#### [What you are asked to do]
Exactly as given, reproduce the records in full.

#### [Extracted information]
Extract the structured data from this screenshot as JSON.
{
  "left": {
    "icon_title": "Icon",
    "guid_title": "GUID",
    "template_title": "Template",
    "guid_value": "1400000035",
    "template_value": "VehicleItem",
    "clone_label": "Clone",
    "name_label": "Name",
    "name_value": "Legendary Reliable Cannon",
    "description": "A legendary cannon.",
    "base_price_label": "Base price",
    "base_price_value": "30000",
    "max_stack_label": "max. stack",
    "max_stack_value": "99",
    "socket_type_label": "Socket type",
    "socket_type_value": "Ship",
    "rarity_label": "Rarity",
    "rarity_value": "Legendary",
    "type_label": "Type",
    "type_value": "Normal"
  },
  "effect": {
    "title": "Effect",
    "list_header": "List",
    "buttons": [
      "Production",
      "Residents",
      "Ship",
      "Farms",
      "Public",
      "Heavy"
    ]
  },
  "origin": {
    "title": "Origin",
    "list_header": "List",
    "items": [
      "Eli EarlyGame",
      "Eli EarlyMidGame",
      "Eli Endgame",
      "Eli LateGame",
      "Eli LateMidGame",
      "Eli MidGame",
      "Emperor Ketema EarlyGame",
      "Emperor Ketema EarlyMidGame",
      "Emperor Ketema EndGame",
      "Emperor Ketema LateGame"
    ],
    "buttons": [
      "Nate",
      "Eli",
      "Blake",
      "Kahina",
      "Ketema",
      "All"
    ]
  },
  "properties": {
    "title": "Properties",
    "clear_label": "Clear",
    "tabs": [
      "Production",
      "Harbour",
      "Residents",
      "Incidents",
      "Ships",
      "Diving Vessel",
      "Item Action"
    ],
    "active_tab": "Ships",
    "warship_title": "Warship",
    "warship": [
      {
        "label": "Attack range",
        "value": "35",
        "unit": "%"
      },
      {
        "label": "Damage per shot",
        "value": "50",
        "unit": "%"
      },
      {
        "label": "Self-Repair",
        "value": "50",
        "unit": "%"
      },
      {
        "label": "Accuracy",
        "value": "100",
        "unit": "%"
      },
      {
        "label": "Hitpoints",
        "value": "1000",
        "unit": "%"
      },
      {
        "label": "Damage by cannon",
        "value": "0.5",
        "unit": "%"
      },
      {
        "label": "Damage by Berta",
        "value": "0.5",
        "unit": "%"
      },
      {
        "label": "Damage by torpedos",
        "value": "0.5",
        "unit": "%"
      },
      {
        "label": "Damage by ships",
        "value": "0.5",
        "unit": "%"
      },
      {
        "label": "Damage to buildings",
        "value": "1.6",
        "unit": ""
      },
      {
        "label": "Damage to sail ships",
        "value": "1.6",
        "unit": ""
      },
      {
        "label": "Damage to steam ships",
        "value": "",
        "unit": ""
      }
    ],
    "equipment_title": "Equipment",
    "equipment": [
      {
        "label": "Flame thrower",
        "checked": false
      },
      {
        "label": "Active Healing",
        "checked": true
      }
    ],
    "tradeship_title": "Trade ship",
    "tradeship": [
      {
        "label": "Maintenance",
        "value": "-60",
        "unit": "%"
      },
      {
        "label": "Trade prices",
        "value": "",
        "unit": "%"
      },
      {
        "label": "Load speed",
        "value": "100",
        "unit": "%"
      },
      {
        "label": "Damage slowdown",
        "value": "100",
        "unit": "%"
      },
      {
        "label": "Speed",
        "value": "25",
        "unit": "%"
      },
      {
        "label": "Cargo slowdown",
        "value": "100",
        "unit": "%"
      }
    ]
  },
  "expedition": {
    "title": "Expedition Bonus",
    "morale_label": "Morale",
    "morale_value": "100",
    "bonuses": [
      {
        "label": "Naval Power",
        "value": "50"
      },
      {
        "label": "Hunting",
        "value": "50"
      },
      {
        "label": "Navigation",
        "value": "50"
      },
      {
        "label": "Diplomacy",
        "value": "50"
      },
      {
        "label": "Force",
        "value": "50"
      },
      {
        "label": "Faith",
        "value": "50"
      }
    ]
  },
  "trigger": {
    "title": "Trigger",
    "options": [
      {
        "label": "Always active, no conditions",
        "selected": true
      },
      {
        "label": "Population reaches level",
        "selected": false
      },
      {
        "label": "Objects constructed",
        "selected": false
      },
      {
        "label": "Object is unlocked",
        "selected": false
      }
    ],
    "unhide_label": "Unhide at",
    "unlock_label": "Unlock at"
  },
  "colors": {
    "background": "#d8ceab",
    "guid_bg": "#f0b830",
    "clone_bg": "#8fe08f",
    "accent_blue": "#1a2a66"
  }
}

#### [Problem solution]
Extract the structured data from this screenshot as JSON.
{
  "left": {
    "icon_title": "Icon",
    "guid_title": "GUID",
    "template_title": "Template",
    "guid_value": "1400000035",
    "template_value": "VehicleItem",
    "clone_label": "Clone",
    "name_label": "Name",
    "name_value": "Legendary Reliable Cannon",
    "description": "A legendary cannon.",
    "base_price_label": "Base price",
    "base_price_value": "30000",
    "max_stack_label": "max. stack",
    "max_stack_value": "99",
    "socket_type_label": "Socket type",
    "socket_type_value": "Ship",
    "rarity_label": "Rarity",
    "rarity_value": "Legendary",
    "type_label": "Type",
    "type_value": "Normal"
  },
  "effect": {
    "title": "Effect",
    "list_header": "List",
    "buttons": [
      "Production",
      "Residents",
      "Ship",
      "Farms",
      "Public",
      "Heavy"
    ]
  },
  "origin": {
    "title": "Origin",
    "list_header": "List",
    "items": [
      "Eli EarlyGame",
      "Eli EarlyMidGame",
      "Eli Endgame",
      "Eli LateGame",
      "Eli LateMidGame",
      "Eli MidGame",
      "Emperor Ketema EarlyGame",
      "Emperor Ketema EarlyMidGame",
      "Emperor Ketema EndGame",
      "Emperor Ketema LateGame"
    ],
    "buttons": [
      "Nate",
      "Eli",
      "Blake",
      "Kahina",
      "Ketema",
      "All"
    ]
  },
  "properties": {
    "title": "Properties",
    "clear_label": "Clear",
    "tabs": [
      "Production",
      "Harbour",
      "Residents",
      "Incidents",
      "Ships",
      "Diving Vessel",
      "Item Action"
    ],
    "active_tab": "Ships",
    "warship_title": "Warship",
    "warship": [
      {
        "label": "Attack range",
        "value": "35",
        "unit": "%"
      },
      {
        "label": "Damage per shot",
        "value": "50",
        "unit": "%"
      },
      {
        "label": "Self-Repair",
        "value": "50",
        "unit": "%"
      },
      {
        "label": "Accuracy",
        "value": "100",
        "unit": "%"
      },
      {
        "label": "Hitpoints",
        "value": "1000",
        "unit": "%"
      },
      {
        "label": "Damage by cannon",
        "value": "0.5",
        "unit": "%"
      },
      {
        "label": "Damage by Berta",
        "value": "0.5",
        "unit": "%"
      },
      {
        "label": "Damage by torpedos",
        "value": "0.5",
        "unit": "%"
      },
      {
        "label": "Damage by ships",
        "value": "0.5",
        "unit": "%"
      },
      {
        "label": "Damage to buildings",
        "value": "1.6",
        "unit": ""
      },
      {
        "label": "Damage to sail ships",
        "value": "1.6",
        "unit": ""
      },
      {
        "label": "Damage to steam ships",
        "value": "",
        "unit": ""
      }
    ],
    "equipment_title": "Equipment",
    "equipment": [
      {
        "label": "Flame thrower",
        "checked": false
      },
      {
        "label": "Active Healing",
        "checked": true
      }
    ],
    "tradeship_title": "Trade ship",
    "tradeship": [
      {
        "label": "Maintenance",
        "value": "-60",
        "unit": "%"
      },
      {
        "label": "Trade prices",
        "value": "",
        "unit": "%"
      },
      {
        "label": "Load speed",
        "value": "100",
        "unit": "%"
      },
      {
        "label": "Damage slowdown",
        "value": "100",
        "unit": "%"
      },
      {
        "label": "Speed",
        "value": "25",
        "unit": "%"
      },
      {
        "label": "Cargo slowdown",
        "value": "100",
        "unit": "%"
      }
    ]
  },
  "expedition": {
    "title": "Expedition Bonus",
    "morale_label": "Morale",
    "morale_value": "100",
    "bonuses": [
      {
        "label": "Naval Power",
        "value": "50"
      },
      {
        "label": "Hunting",
        "value": "50"
      },
      {
        "label": "Navigation",
        "value": "50"
      },
      {
        "label": "Diplomacy",
        "value": "50"
      },
      {
        "label": "Force",
        "value": "50"
      },
      {
        "label": "Faith",
        "value": "50"
      }
    ]
  },
  "trigger": {
    "title": "Trigger",
    "options": [
      {
        "label": "Always active, no conditions",
        "selected": true
      },
      {
        "label": "Population reaches level",
        "selected": false
      },
      {
        "label": "Objects constructed",
        "selected": false
      },
      {
        "label": "Object is unlocked",
        "selected": false
      }
    ],
    "unhide_label": "Unhide at",
    "unlock_label": "Unlock at"
  },
  "colors": {
    "background": "#d8ceab",
    "guid_bg": "#f0b830",
    "clone_bg": "#8fe08f",
    "accent_blue": "#1a2a66"
  }
}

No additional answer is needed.